Component data from apps and pages:
-=-=-=-=-

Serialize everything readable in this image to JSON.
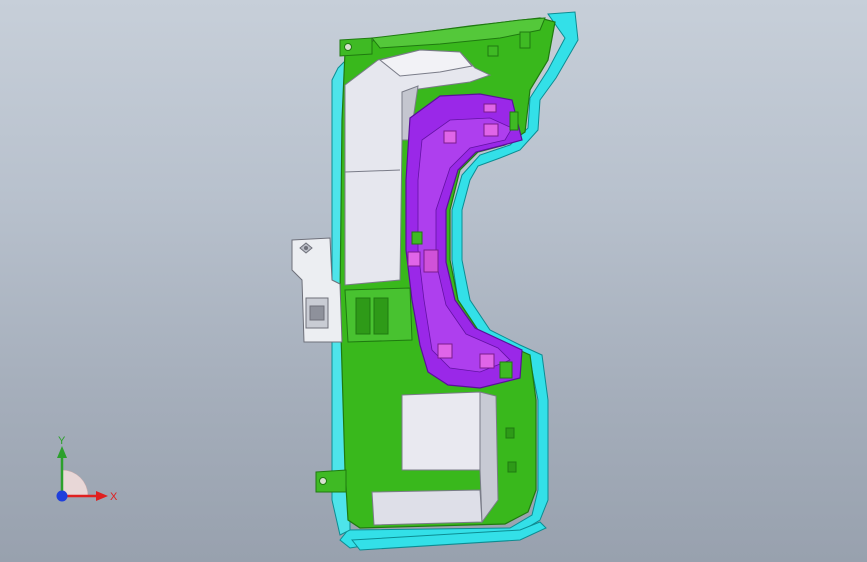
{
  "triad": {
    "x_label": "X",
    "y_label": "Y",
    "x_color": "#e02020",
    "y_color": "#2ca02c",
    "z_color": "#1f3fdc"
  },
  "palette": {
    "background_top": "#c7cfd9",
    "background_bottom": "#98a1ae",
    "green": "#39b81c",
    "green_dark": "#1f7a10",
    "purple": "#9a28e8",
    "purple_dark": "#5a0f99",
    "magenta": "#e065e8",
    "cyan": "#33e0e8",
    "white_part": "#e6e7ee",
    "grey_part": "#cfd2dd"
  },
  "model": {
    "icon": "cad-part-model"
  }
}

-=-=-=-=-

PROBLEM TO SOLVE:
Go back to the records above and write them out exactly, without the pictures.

TASK RESULT:
Serialize everything readable in this image to JSON.
{
  "triad": {
    "x_label": "X",
    "y_label": "Y",
    "x_color": "#e02020",
    "y_color": "#2ca02c",
    "z_color": "#1f3fdc"
  },
  "palette": {
    "background_top": "#c7cfd9",
    "background_bottom": "#98a1ae",
    "green": "#39b81c",
    "green_dark": "#1f7a10",
    "purple": "#9a28e8",
    "purple_dark": "#5a0f99",
    "magenta": "#e065e8",
    "cyan": "#33e0e8",
    "white_part": "#e6e7ee",
    "grey_part": "#cfd2dd"
  },
  "model": {
    "icon": "cad-part-model"
  }
}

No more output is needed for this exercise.